Since its release in 2009, John Hattie’s Visible Learning has become one of the most influential forces in education, earning rave reviews upon publication and sparking the interest of educators worldwide. According to Hattie, Visible Learning gives teachers the ability to evaluate their own effectiveness, and it occurs when teachers “see learning through the eyes of the students and help them become their own teachers.” The enthusiastic praise Visible Learning has received speaks to the scale of its impact. 

Similarly, instructional coaching has become one of the most popular approaches to professional development and has been widely utilized by educators and professionals. Jim Knight of Instructional Coaching Group has recently released the first paper discussing how instructional coaching can be used to implement the concepts of Visible Learning.
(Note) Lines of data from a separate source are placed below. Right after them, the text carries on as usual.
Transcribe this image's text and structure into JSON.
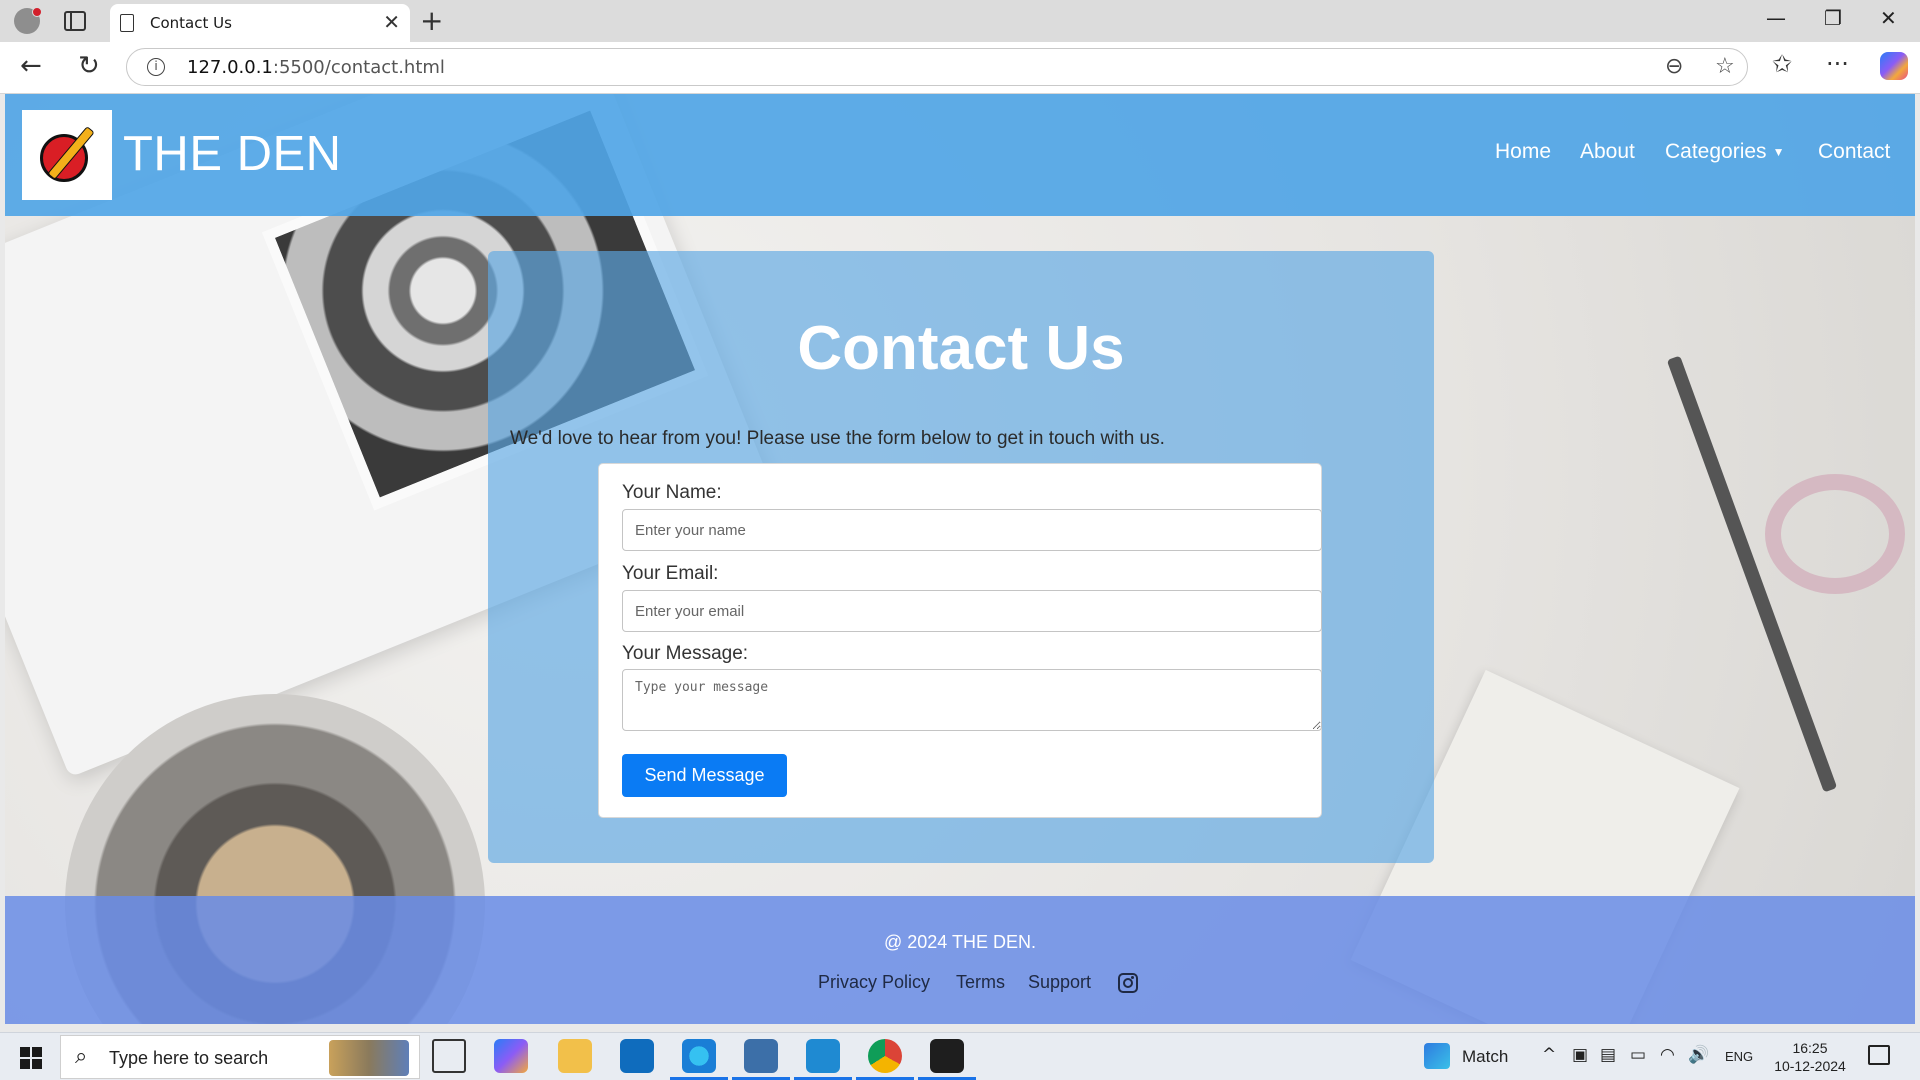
{
  "browser": {
    "tab_title": "Contact Us",
    "tab_close": "✕",
    "new_tab": "+",
    "url_host": "127.0.0.1",
    "url_path": ":5500/contact.html",
    "window_controls": {
      "minimize": "—",
      "maximize": "❐",
      "close": "✕"
    },
    "nav": {
      "back": "←",
      "refresh": "↻"
    },
    "info": "i",
    "zoom_icon": "⊖",
    "favorite_icon": "☆",
    "favorites_icon": "✩",
    "more_icon": "···"
  },
  "site": {
    "title": "THE DEN",
    "nav": [
      {
        "label": "Home"
      },
      {
        "label": "About"
      },
      {
        "label": "Categories",
        "caret": "▼"
      },
      {
        "label": "Contact"
      }
    ]
  },
  "contact": {
    "heading": "Contact Us",
    "intro": "We'd love to hear from you! Please use the form below to get in touch with us.",
    "name_label": "Your Name:",
    "name_placeholder": "Enter your name",
    "email_label": "Your Email:",
    "email_placeholder": "Enter your email",
    "message_label": "Your Message:",
    "message_placeholder": "Type your message",
    "submit_label": "Send Message"
  },
  "footer": {
    "copyright": "@ 2024 THE DEN.",
    "links": [
      "Privacy Policy",
      "Terms",
      "Support"
    ]
  },
  "taskbar": {
    "search_placeholder": "Type here to search",
    "search_icon": "⌕",
    "weather_label": "Match",
    "language": "ENG",
    "time": "16:25",
    "date": "10-12-2024",
    "tray_icons": [
      "^",
      "▣",
      "▤",
      "▭",
      "◠",
      "🔊"
    ]
  },
  "colors": {
    "header": "#50a5e6",
    "panel": "#5ca8e4",
    "footer": "#698ce6",
    "button": "#0a7bf4"
  }
}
The massive amount of studies conducted in Hattie’s analyses of meta-analyses provide the core strength of Visible Learning. Touching on the impact of Hattie’s work, Jim remarks that “educators are reading and learning about the highest-leverage factors for student achievement, as identified in Hattie’s evolving lists of best practices,” noting that the “original work on Visible Learning was conducted over a 15- to 20-year period, and it ‘involved analyzing more than 800 meta-analyses composing around 80,000 studies in which an estimated . . . 250 million learners took part’. As of 2018, approximately 600 additional studies had been conducted to further refine identification of the factors most likely to have a positive impact on student achievement.”
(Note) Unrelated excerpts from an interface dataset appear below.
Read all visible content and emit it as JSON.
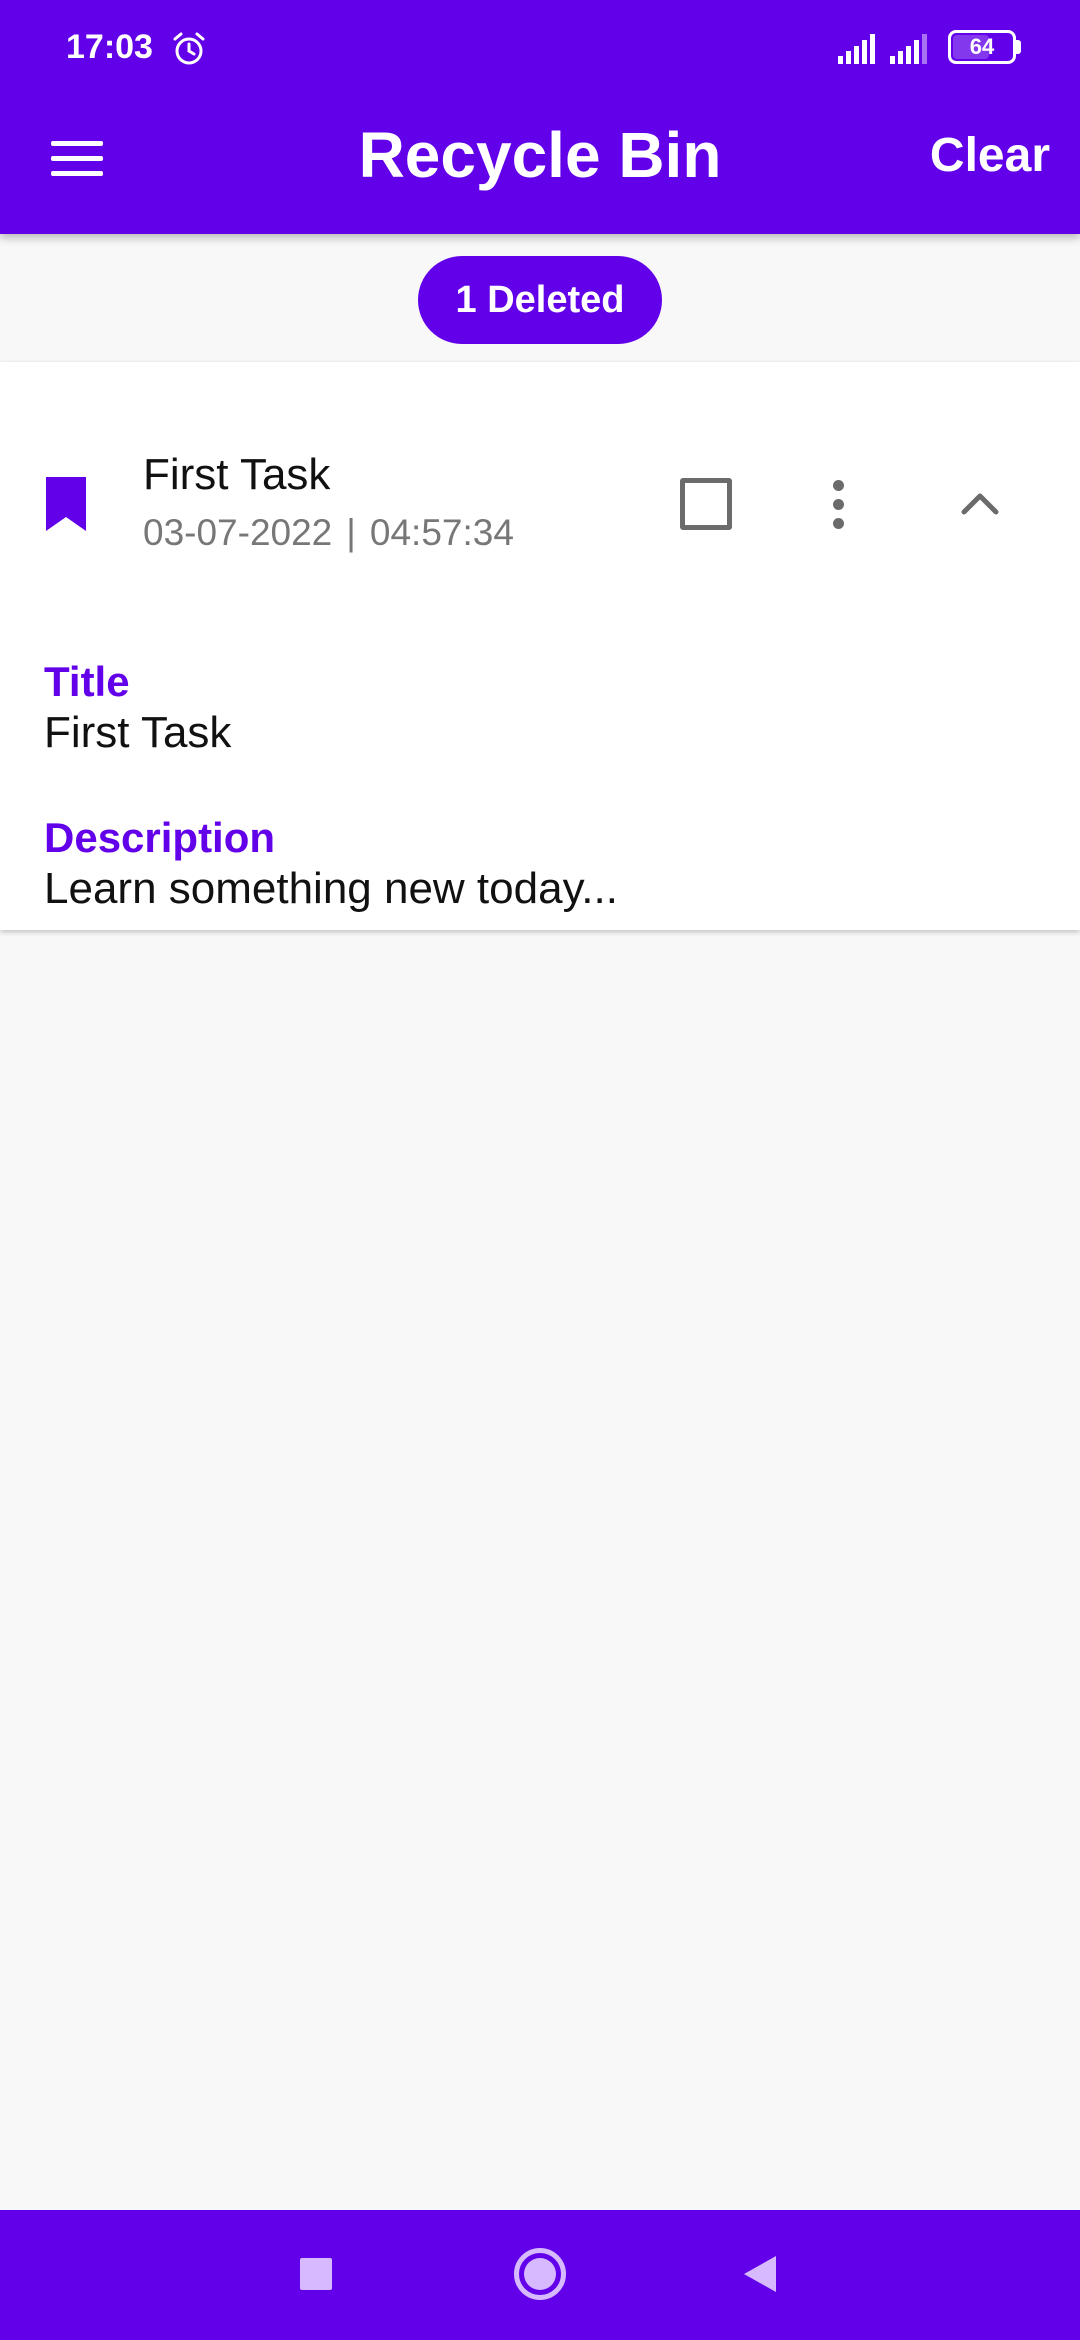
{
  "status_bar": {
    "time": "17:03",
    "alarm_icon": "alarm-clock-icon",
    "signal_icons": [
      "signal-bars-icon",
      "signal-bars-icon"
    ],
    "battery_level": "64"
  },
  "app_bar": {
    "menu_icon": "hamburger-menu-icon",
    "title": "Recycle Bin",
    "action_label": "Clear"
  },
  "deleted_chip": {
    "label": "1 Deleted"
  },
  "task_card": {
    "icon": "bookmark-icon",
    "title": "First Task",
    "date": "03-07-2022",
    "separator": "|",
    "time": "04:57:34",
    "checked": false,
    "more_icon": "more-vertical-icon",
    "expand_icon": "chevron-up-icon",
    "details": {
      "title_label": "Title",
      "title_value": "First Task",
      "description_label": "Description",
      "description_value": "Learn something new today..."
    }
  },
  "nav_bar": {
    "recents_icon": "square-recents-icon",
    "home_icon": "circle-home-icon",
    "back_icon": "triangle-back-icon"
  },
  "colors": {
    "primary": "#6200ea",
    "on_primary": "#ffffff",
    "background": "#f8f8f8",
    "card": "#ffffff",
    "secondary_text": "#777777",
    "nav_icon": "#d6b9ff"
  }
}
In his peer-reviewed article, published in Education Sciences, Jim includes the following:

  • -a summary of the research on instructional coaching
  • -a summary of Visible Learning concepts from Hattie’s 2017 book, Ten Mindframes for Visible Learning
  • -a discussion on using instructional coaching to implement Visible Learning

Read the full paper here!